In an analysis provided to ABC News, three American scholars advise the Obama administration on how to anticipate and respond to likely terror threats against the U.S.
The last things President Obama will want to confront in his first year in office are the bodies of dead Americans and complaints of ineffective government response following a terrorist attack within the United States. His predecessors both faced terrorism in their first year in office: President Clinton on February 26, 1993 at the World Trade Center and President Bush at the same location and at the Pentagon on September 11, 2001. President Obama may well face a comparable attack.
Since the establishment of the Department of Homeland Security in 2002, there has not been a successful attack by a foreign terrorist on U.S. soil. How much of this is the result of good work and how much is just luck? It is impossible to know. However, Al-Qaeda remains very active and Osama bin Laden is likely plotting his next attack.
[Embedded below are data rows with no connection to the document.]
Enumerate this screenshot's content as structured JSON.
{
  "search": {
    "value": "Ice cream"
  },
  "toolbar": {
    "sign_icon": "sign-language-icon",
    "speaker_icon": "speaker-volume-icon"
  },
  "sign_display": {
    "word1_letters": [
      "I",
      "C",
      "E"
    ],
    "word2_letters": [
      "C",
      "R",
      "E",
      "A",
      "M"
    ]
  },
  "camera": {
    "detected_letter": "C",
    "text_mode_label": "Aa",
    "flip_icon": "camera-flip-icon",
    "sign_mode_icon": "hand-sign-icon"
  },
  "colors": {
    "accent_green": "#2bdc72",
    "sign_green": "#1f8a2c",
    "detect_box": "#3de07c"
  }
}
His deputy, Ayman al-Zawahiri, commenting recently on our election, calls upon jihadists to continue the war relentlessly.
In the wake of 9/11, the anthrax incidents that followed, and concerns of huge caches of non-conventional weapons in Saddam Hussein's Iraq, the United States began a concerted effort to prepare for the possibility of a non-conventional attack on American soil. Billions have been invested and federal, state, and local officials have trained to respond to the consequences of a mass casualty nuclear, biological, or chemical (NBC) attack. Important and necessary accomplishments have been made on this score.
However, a recent Washington meeting co-sponsored by the Centers for Disease Control and Prevention and Harvard's National Preparedness Leadership Initiative, raised the possibility that while we have placed extraordinary attention on these horrendous perils, it may well be a much more ordinary danger that we face next.
The meeting brought together homeland security, public health, and hospital officials from Boston, New York, Washington, Chicago, San Francisco, and Los Angeles, U.S. cities with subways and mass transit systems that are "soft targets." They met with their counterparts from Madrid, London, Tel Aviv, Islamabad, New Delhi, and Mumbai, cities hit by mass casualty conventional attacks that left thousands dead and with preparedness and response systems that learned a great deal from the experience.
Those who attended the meeting were reminded that despite the impressive complexities of the 9/11 attacks, jihadist organizations prefer relatively easy and accessible soft targets, actions that shatter the population's trust in their government. Might we see in the U.S. the sort of terrorism that was experienced elsewhere? While no one can know for sure, it is wise to us to pay heed to the lessons learned abroad.
Our international colleagues reported being initially surprised by the inadequacies of their response systems when they were first hit.